→ **Records shown**:
------------------------------------------------------------------------
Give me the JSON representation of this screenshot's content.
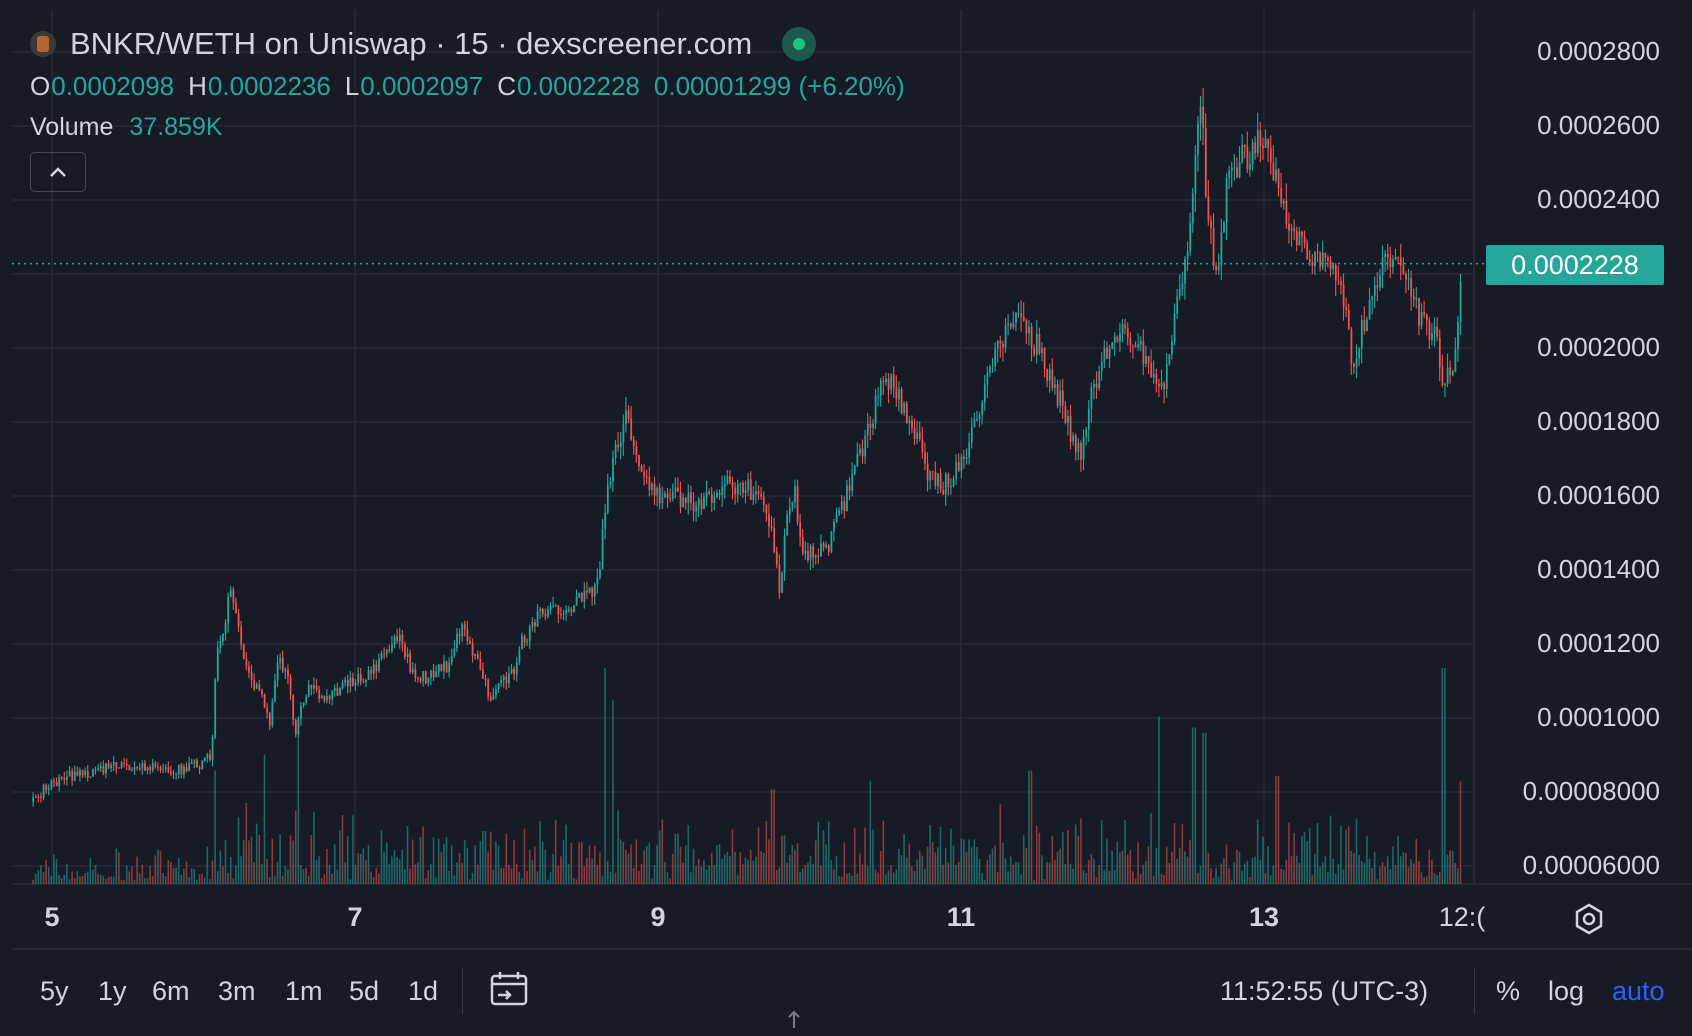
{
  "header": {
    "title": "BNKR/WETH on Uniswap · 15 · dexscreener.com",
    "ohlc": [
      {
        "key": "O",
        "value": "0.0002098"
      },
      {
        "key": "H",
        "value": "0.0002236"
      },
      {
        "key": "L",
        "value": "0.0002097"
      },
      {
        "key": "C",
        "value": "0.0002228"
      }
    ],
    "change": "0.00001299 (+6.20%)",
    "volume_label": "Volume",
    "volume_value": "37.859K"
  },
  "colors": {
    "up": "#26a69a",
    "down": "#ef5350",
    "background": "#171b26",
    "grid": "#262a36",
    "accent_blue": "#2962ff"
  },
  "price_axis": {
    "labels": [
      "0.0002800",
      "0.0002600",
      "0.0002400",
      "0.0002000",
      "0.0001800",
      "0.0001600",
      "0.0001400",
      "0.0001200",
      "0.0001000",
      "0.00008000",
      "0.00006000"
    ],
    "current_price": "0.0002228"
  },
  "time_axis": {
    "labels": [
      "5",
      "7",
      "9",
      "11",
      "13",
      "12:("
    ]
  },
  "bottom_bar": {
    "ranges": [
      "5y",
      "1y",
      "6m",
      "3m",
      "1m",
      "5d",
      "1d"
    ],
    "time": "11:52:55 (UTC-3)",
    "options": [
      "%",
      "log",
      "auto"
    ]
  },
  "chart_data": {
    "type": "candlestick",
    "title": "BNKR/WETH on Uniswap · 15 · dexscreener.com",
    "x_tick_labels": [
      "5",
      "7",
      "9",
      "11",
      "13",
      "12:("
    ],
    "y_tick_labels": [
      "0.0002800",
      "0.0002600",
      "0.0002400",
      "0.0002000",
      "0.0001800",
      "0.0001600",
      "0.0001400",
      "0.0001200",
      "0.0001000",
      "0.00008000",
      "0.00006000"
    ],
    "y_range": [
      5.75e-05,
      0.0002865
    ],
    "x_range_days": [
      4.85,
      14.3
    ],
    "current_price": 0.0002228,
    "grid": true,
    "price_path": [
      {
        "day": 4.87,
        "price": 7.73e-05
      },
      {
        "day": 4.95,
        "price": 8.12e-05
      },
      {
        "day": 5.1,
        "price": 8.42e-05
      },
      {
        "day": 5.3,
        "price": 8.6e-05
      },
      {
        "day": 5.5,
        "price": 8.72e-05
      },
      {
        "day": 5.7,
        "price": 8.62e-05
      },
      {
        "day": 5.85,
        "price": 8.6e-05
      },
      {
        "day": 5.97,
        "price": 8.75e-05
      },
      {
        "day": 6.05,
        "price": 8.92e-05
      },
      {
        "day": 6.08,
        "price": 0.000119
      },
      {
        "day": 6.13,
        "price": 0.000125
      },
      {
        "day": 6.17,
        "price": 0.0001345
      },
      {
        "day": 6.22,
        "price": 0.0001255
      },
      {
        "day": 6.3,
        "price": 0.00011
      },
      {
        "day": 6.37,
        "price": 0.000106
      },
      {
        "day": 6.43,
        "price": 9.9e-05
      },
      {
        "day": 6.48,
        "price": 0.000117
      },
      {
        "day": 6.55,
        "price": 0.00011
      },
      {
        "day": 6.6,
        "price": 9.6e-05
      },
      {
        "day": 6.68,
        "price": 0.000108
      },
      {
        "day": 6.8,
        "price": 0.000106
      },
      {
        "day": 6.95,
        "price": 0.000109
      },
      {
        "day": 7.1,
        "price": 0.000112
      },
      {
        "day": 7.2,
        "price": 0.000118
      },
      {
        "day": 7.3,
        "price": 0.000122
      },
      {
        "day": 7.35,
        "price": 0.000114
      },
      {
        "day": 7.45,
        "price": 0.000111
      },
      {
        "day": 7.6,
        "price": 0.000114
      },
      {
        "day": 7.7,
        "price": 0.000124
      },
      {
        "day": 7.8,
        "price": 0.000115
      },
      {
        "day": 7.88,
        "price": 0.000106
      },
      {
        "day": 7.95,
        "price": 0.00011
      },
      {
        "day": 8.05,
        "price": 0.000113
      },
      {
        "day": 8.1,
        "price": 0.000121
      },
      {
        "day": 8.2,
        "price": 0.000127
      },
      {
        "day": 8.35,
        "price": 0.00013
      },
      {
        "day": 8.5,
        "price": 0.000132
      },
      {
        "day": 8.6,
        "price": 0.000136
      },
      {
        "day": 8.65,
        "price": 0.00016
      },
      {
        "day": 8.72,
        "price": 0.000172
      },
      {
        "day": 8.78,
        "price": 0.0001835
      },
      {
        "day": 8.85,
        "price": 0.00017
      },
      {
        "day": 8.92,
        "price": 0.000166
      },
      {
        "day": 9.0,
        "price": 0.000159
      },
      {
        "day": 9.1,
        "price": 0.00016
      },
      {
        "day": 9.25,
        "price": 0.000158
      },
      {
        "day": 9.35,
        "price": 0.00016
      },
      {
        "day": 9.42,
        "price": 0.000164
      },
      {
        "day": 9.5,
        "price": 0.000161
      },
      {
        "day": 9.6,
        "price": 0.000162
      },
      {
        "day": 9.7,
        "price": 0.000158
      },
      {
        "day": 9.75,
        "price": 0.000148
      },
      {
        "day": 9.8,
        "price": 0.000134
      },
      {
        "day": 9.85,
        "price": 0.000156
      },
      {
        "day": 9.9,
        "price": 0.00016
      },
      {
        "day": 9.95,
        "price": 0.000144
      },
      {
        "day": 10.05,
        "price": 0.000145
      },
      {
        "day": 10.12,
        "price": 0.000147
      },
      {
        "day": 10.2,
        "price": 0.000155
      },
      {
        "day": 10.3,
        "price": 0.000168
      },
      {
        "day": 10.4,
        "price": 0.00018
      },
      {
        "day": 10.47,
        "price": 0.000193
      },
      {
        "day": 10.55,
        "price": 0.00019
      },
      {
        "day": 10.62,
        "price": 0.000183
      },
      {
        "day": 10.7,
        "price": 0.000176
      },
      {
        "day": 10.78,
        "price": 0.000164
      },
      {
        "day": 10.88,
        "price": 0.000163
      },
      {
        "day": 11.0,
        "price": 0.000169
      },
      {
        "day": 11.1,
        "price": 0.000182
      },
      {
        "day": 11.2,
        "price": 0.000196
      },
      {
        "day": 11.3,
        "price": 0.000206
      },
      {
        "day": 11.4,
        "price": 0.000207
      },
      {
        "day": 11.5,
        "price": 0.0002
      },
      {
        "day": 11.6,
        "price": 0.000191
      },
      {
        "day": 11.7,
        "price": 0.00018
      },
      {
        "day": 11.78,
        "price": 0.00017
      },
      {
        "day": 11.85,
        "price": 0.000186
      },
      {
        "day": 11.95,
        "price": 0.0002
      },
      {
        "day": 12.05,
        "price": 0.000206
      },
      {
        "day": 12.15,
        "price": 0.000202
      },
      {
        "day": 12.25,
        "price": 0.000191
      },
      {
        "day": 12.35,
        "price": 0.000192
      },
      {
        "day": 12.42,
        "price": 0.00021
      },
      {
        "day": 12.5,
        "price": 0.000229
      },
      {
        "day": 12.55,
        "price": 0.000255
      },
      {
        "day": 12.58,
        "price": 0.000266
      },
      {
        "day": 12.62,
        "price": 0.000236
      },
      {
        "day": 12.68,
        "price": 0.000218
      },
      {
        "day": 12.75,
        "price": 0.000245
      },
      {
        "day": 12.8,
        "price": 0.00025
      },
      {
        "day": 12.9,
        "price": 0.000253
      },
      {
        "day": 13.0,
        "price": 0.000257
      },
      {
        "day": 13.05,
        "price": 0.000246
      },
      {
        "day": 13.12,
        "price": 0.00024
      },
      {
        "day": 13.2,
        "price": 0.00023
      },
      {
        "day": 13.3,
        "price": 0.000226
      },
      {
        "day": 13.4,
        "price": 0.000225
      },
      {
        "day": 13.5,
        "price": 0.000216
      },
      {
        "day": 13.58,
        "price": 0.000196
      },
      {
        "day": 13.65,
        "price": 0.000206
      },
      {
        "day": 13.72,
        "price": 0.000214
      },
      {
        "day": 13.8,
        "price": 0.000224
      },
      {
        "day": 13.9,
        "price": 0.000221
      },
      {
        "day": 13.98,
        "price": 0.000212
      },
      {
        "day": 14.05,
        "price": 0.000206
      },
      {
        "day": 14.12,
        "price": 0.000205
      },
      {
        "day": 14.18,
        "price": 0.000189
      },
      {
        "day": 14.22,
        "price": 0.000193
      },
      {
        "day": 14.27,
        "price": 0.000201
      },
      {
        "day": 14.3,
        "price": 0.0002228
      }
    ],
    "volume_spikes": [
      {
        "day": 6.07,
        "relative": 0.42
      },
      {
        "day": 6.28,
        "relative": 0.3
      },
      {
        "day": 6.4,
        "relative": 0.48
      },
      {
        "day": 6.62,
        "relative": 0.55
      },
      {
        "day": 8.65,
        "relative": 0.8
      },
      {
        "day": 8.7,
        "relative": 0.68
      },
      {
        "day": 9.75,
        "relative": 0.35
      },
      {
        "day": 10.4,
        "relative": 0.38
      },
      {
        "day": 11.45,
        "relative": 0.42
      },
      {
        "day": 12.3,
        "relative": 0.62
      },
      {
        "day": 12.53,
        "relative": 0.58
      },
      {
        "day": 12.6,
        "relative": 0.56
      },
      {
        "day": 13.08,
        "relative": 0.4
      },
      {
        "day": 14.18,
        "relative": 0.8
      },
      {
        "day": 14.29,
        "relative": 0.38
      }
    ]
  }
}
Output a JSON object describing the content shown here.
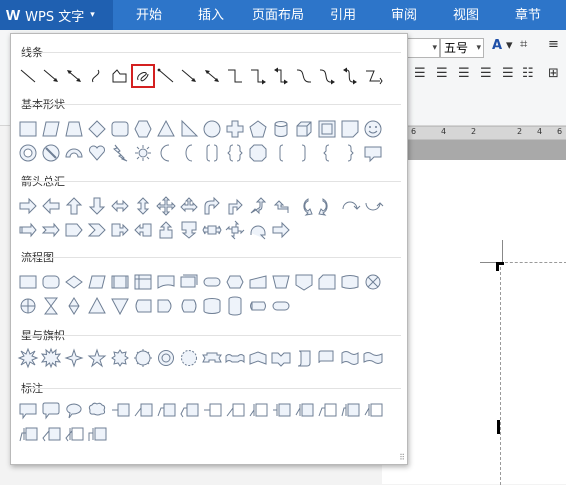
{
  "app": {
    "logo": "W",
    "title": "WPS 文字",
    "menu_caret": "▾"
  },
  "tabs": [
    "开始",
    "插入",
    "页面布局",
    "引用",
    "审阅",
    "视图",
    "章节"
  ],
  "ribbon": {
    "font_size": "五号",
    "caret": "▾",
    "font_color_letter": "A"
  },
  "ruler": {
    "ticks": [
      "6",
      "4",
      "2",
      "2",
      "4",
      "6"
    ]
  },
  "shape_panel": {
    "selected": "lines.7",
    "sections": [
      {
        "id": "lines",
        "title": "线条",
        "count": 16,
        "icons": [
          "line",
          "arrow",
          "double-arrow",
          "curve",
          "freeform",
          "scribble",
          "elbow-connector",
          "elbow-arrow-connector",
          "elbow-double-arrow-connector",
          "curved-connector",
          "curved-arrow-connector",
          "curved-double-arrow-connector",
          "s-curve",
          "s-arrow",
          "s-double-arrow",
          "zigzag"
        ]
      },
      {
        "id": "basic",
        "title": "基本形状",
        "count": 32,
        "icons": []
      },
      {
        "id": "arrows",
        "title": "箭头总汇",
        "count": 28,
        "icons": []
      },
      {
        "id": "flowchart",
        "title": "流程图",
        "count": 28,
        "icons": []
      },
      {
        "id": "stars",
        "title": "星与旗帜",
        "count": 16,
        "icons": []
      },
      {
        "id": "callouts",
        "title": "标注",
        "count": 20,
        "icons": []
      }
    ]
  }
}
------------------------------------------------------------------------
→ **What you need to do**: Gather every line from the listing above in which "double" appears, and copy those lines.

→ **Expected answer**:
          "double-arrow",
          "elbow-double-arrow-connector",
          "curved-double-arrow-connector",
          "s-double-arrow",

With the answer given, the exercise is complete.